More complicated solar storage installation: DC-coupled battery systems can be more complicated to install, which may drive up installation costs.
Advantages and disadvantages of AC solar panels
As explained, AC solar panels aren’t really AC solar panels, but rather DC solar panels that have built-in microinverters so they can produce AC electricity. There are pros and cons to buying AC solar panels as well.
Advantages of AC solar panels
Ease of installation: AC solar panels don’t need DC wiring or to go through a separate, standalone inverter, reducing material needs and install time.
Ease of solar storage installation: If you already have a solar system, installing an AC-coupled battery storage solution can be very straightforward, which means a cheaper and less time consuming battery installation.
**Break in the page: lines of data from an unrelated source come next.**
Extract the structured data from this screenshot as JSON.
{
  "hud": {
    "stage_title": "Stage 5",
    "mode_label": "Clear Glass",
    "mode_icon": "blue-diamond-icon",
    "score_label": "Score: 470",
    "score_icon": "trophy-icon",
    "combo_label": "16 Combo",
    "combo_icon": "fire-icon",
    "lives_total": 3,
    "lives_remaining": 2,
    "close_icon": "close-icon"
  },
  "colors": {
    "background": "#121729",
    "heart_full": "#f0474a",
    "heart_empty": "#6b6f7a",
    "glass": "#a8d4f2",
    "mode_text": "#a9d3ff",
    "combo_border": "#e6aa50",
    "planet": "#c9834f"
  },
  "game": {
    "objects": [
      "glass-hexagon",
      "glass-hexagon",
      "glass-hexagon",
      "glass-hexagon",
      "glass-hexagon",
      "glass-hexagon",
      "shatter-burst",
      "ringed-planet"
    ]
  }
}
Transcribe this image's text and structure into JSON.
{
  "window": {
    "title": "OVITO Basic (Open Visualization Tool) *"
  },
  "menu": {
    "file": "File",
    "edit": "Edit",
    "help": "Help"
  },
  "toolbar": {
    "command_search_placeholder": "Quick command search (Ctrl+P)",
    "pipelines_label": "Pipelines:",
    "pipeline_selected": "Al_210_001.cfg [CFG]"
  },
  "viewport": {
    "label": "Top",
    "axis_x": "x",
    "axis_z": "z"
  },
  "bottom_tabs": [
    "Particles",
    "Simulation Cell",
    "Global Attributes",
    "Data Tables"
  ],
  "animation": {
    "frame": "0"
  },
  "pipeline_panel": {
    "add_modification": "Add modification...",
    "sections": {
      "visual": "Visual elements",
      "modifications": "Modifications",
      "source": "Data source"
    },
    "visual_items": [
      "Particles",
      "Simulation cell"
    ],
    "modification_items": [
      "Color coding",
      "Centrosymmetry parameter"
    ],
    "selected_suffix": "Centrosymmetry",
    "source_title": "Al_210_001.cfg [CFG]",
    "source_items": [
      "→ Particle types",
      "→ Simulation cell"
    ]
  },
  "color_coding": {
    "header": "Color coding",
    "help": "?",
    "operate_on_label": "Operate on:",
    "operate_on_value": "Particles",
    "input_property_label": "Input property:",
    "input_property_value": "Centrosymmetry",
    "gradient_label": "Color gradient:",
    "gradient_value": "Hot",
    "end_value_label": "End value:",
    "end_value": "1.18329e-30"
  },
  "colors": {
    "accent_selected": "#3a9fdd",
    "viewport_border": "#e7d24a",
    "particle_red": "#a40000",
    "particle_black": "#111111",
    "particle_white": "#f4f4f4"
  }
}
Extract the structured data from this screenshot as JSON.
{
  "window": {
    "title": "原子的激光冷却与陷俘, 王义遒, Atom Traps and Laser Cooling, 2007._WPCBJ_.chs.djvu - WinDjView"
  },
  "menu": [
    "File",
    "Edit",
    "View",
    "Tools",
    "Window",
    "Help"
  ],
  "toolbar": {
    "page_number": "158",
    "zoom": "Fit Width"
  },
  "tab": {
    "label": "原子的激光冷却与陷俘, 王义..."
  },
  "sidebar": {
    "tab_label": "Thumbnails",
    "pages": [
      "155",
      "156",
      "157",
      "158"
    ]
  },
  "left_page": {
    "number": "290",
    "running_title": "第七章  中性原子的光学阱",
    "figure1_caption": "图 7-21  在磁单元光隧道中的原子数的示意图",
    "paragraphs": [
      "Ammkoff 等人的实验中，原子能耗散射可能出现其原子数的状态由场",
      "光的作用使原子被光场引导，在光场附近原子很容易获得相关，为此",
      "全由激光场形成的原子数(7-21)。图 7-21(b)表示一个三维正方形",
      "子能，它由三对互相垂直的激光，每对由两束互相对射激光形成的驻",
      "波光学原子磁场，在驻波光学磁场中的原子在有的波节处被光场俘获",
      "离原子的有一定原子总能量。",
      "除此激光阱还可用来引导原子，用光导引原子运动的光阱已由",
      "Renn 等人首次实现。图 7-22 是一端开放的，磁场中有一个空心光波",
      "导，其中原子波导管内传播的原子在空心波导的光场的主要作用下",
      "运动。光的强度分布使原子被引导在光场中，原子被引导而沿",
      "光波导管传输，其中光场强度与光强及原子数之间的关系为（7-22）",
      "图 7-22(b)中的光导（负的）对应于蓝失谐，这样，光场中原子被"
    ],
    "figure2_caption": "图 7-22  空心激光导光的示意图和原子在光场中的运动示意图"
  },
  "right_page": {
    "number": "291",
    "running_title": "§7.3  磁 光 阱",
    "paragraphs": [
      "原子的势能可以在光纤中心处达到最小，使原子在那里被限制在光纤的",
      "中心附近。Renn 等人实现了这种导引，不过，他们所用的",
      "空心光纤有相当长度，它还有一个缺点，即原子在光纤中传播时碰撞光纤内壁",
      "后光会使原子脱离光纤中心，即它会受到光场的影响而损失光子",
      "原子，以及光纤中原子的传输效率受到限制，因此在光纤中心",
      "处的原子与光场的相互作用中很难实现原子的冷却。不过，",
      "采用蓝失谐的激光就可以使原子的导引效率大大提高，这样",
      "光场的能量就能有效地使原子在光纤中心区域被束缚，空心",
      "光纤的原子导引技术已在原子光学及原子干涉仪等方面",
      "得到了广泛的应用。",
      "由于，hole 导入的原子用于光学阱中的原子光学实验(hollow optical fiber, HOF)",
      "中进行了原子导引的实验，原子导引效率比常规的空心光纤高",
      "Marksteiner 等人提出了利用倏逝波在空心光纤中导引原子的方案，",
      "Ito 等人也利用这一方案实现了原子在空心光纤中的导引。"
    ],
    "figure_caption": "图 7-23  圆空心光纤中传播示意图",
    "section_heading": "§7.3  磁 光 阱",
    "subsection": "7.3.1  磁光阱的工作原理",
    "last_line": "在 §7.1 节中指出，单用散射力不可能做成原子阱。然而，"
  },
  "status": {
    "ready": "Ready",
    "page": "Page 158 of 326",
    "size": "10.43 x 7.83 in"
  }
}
Ease of expansion: If you want to expand a traditional (DC) solar system, you will also need a new inverter that can handle the additional load (assuming the inverter was sized correctly at the start). AC panels don’t have a central inverter, so you can simply add them.
Disadvantages of AC solar panels
More expensive: Because of the built-in microinverter, AC solar panels tend to be more expensive compared to DC panels.
Inverters exposed: With traditional DC panels, your panels will be outside on the roof, while your inverter will likely be in a more protected area. But with AC solar panels, the inverters are built into the back of the panel, meaning they’re more exposed to the elements and therefore at higher risk of damage.
Maintenance: If there’s a conversion issue with a DC solar PV system, a solar technician can go to the inverter to identify the issue. But with AC solar panels, each panel is fitted with its own inverter, potentially making it harder to identify which panel might be acting up.
What about battery storage?
Home storage batteries connected to solar use the same general model. DC batteries run power through an inverter to convert it to AC. “AC batteries” on the market simply have a built-in inverter that lets them convert DC directly into AC.
Understanding the differences between AC and DC is important in the solar industry. Not only is it essential to understanding how a solar array works and how it’s designed, this knowledge can also help you educate customers and ultimately build trust during the sales process.
Ready to learn more? Check out our 2023 Solar Industry Snapshot to dig into the trends shaping the solar industry.